## EXTRACTED MATERIAL
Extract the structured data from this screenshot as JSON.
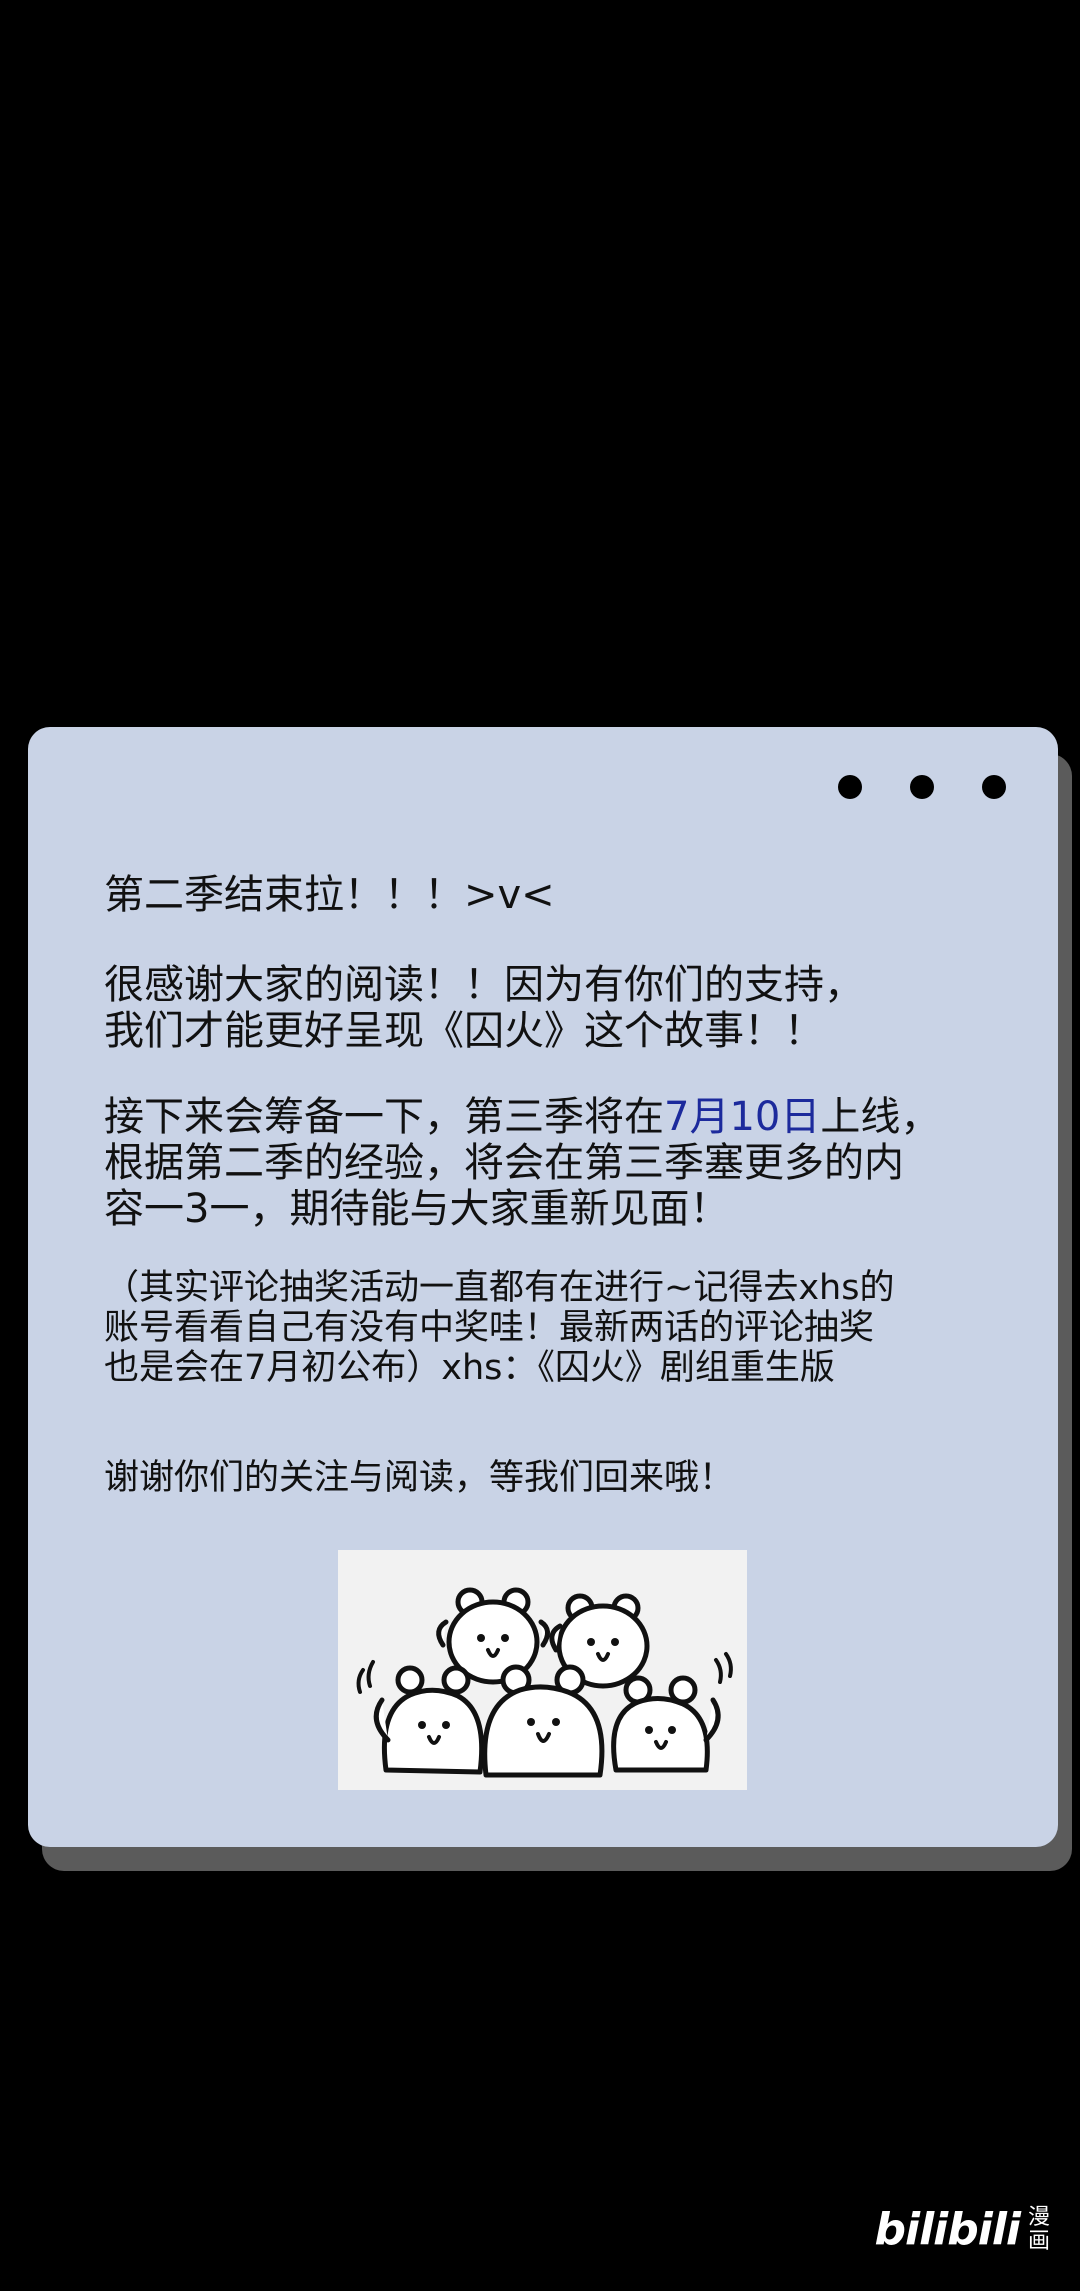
{
  "card": {
    "p1": "第二季结束拉！！！>v<",
    "p2_line1": "很感谢大家的阅读！！因为有你们的支持，",
    "p2_line2": "我们才能更好呈现《囚火》这个故事！！",
    "p3_line1_before": "接下来会筹备一下，第三季将在",
    "p3_date": "7月10日",
    "p3_line1_after": "上线，",
    "p3_line2": "根据第二季的经验，将会在第三季塞更多的内",
    "p3_line3": "容一3一，期待能与大家重新见面！",
    "p4_line1": "（其实评论抽奖活动一直都有在进行~记得去xhs的",
    "p4_line2": "账号看看自己有没有中奖哇！最新两话的评论抽奖",
    "p4_line3": "也是会在7月初公布）xhs：《囚火》剧组重生版",
    "p5": "谢谢你们的关注与阅读，等我们回来哦！"
  },
  "colors": {
    "background": "#000000",
    "card": "#c9d3e6",
    "card_shadow": "#5b5b5b",
    "date_highlight": "#1c2a9c"
  },
  "icons": {
    "window_dots": [
      "dot",
      "dot",
      "dot"
    ],
    "sticker": "cheering-bears-sticker"
  },
  "watermark": {
    "brand": "bilibili",
    "sub": "漫画"
  }
}
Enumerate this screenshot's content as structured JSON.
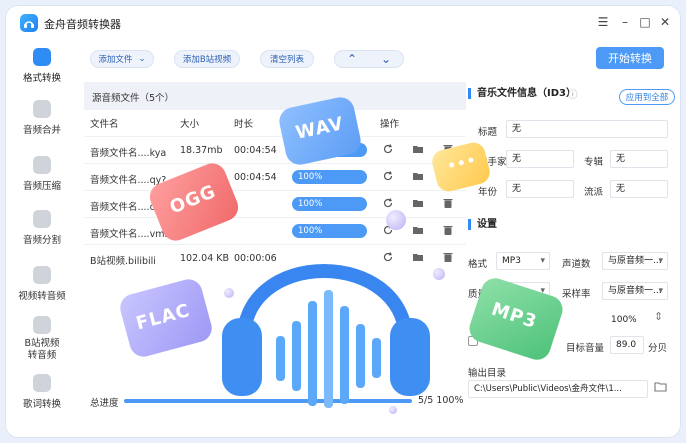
{
  "app": {
    "title": "金舟音频转换器"
  },
  "window_controls": {
    "menu": "☰",
    "minimize": "–",
    "maximize": "□",
    "close": "✕"
  },
  "sidebar": {
    "items": [
      {
        "label": "格式转换",
        "active": true
      },
      {
        "label": "音频合并"
      },
      {
        "label": "音频压缩"
      },
      {
        "label": "音频分割"
      },
      {
        "label": "视频转音频"
      },
      {
        "label": "B站视频转音频"
      },
      {
        "label": "歌词转换"
      }
    ]
  },
  "toolbar": {
    "add_file": "添加文件",
    "add_bilibili": "添加B站视频",
    "clear_list": "清空列表",
    "up": "⌃",
    "down": "⌄",
    "start": "开始转换"
  },
  "list": {
    "title": "源音频文件（5个）",
    "headers": {
      "name": "文件名",
      "size": "大小",
      "duration": "时长",
      "ops": "操作"
    },
    "rows": [
      {
        "name": "音频文件名....kya",
        "size": "18.37mb",
        "duration": "00:04:54",
        "progress": ""
      },
      {
        "name": "音频文件名....qy?",
        "size": "",
        "duration": "00:04:54",
        "progress": "100%"
      },
      {
        "name": "音频文件名....co",
        "size": "",
        "duration": "",
        "progress": "100%"
      },
      {
        "name": "音频文件名....vms",
        "size": "",
        "duration": "",
        "progress": "100%"
      },
      {
        "name": "B站视频.bilibili",
        "size": "102.04 KB",
        "duration": "00:00:06",
        "progress": ""
      }
    ],
    "total_label": "总进度",
    "total_count": "5/5",
    "total_percent": "100%"
  },
  "id3": {
    "title": "音乐文件信息（ID3）",
    "apply_all": "应用到全部",
    "fields": {
      "title_label": "标题",
      "title_value": "无",
      "artist_label": "歌手家",
      "artist_value": "无",
      "album_label": "专辑",
      "album_value": "无",
      "year_label": "年份",
      "year_value": "无",
      "genre_label": "流派",
      "genre_value": "无"
    }
  },
  "settings": {
    "title": "设置",
    "format_label": "格式",
    "format_value": "MP3",
    "channels_label": "声道数",
    "channels_value": "与原音频一...",
    "quality_label": "质量",
    "quality_value": "",
    "samplerate_label": "采样率",
    "samplerate_value": "与原音频一...",
    "volume_value": "100%",
    "target_label": "目标音量",
    "target_value": "89.0",
    "target_unit": "分贝",
    "output_label": "输出目录",
    "output_path": "C:\\Users\\Public\\Videos\\金舟文件\\1..."
  },
  "decor": {
    "wav": "WAV",
    "ogg": "OGG",
    "flac": "FLAC",
    "mp3": "MP3",
    "dots": "•••"
  },
  "colors": {
    "accent": "#4c9af5",
    "brand": "#2f8cf5"
  }
}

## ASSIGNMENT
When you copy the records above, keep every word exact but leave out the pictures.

## RESULT OF THE EXERCISE
Extract the structured data from this screenshot as JSON.
{
  "card": {
    "p1": "第二季结束拉！！！>v<",
    "p2_line1": "很感谢大家的阅读！！因为有你们的支持，",
    "p2_line2": "我们才能更好呈现《囚火》这个故事！！",
    "p3_line1_before": "接下来会筹备一下，第三季将在",
    "p3_date": "7月10日",
    "p3_line1_after": "上线，",
    "p3_line2": "根据第二季的经验，将会在第三季塞更多的内",
    "p3_line3": "容一3一，期待能与大家重新见面！",
    "p4_line1": "（其实评论抽奖活动一直都有在进行~记得去xhs的",
    "p4_line2": "账号看看自己有没有中奖哇！最新两话的评论抽奖",
    "p4_line3": "也是会在7月初公布）xhs：《囚火》剧组重生版",
    "p5": "谢谢你们的关注与阅读，等我们回来哦！"
  },
  "colors": {
    "background": "#000000",
    "card": "#c9d3e6",
    "card_shadow": "#5b5b5b",
    "date_highlight": "#1c2a9c"
  },
  "icons": {
    "window_dots": [
      "dot",
      "dot",
      "dot"
    ],
    "sticker": "cheering-bears-sticker"
  },
  "watermark": {
    "brand": "bilibili",
    "sub": "漫画"
  }
}
Enumerate this screenshot's content as structured JSON.
{
  "app": {
    "title": "金舟音频转换器"
  },
  "window_controls": {
    "menu": "☰",
    "minimize": "–",
    "maximize": "□",
    "close": "✕"
  },
  "sidebar": {
    "items": [
      {
        "label": "格式转换",
        "active": true
      },
      {
        "label": "音频合并"
      },
      {
        "label": "音频压缩"
      },
      {
        "label": "音频分割"
      },
      {
        "label": "视频转音频"
      },
      {
        "label": "B站视频转音频"
      },
      {
        "label": "歌词转换"
      }
    ]
  },
  "toolbar": {
    "add_file": "添加文件",
    "add_bilibili": "添加B站视频",
    "clear_list": "清空列表",
    "up": "⌃",
    "down": "⌄",
    "start": "开始转换"
  },
  "list": {
    "title": "源音频文件（5个）",
    "headers": {
      "name": "文件名",
      "size": "大小",
      "duration": "时长",
      "ops": "操作"
    },
    "rows": [
      {
        "name": "音频文件名....kya",
        "size": "18.37mb",
        "duration": "00:04:54",
        "progress": ""
      },
      {
        "name": "音频文件名....qy?",
        "size": "",
        "duration": "00:04:54",
        "progress": "100%"
      },
      {
        "name": "音频文件名....co",
        "size": "",
        "duration": "",
        "progress": "100%"
      },
      {
        "name": "音频文件名....vms",
        "size": "",
        "duration": "",
        "progress": "100%"
      },
      {
        "name": "B站视频.bilibili",
        "size": "102.04 KB",
        "duration": "00:00:06",
        "progress": ""
      }
    ],
    "total_label": "总进度",
    "total_count": "5/5",
    "total_percent": "100%"
  },
  "id3": {
    "title": "音乐文件信息（ID3）",
    "apply_all": "应用到全部",
    "fields": {
      "title_label": "标题",
      "title_value": "无",
      "artist_label": "歌手家",
      "artist_value": "无",
      "album_label": "专辑",
      "album_value": "无",
      "year_label": "年份",
      "year_value": "无",
      "genre_label": "流派",
      "genre_value": "无"
    }
  },
  "settings": {
    "title": "设置",
    "format_label": "格式",
    "format_value": "MP3",
    "channels_label": "声道数",
    "channels_value": "与原音频一...",
    "quality_label": "质量",
    "quality_value": "",
    "samplerate_label": "采样率",
    "samplerate_value": "与原音频一...",
    "volume_value": "100%",
    "target_label": "目标音量",
    "target_value": "89.0",
    "target_unit": "分贝",
    "output_label": "输出目录",
    "output_path": "C:\\Users\\Public\\Videos\\金舟文件\\1..."
  },
  "decor": {
    "wav": "WAV",
    "ogg": "OGG",
    "flac": "FLAC",
    "mp3": "MP3",
    "dots": "•••"
  },
  "colors": {
    "accent": "#4c9af5",
    "brand": "#2f8cf5"
  }
}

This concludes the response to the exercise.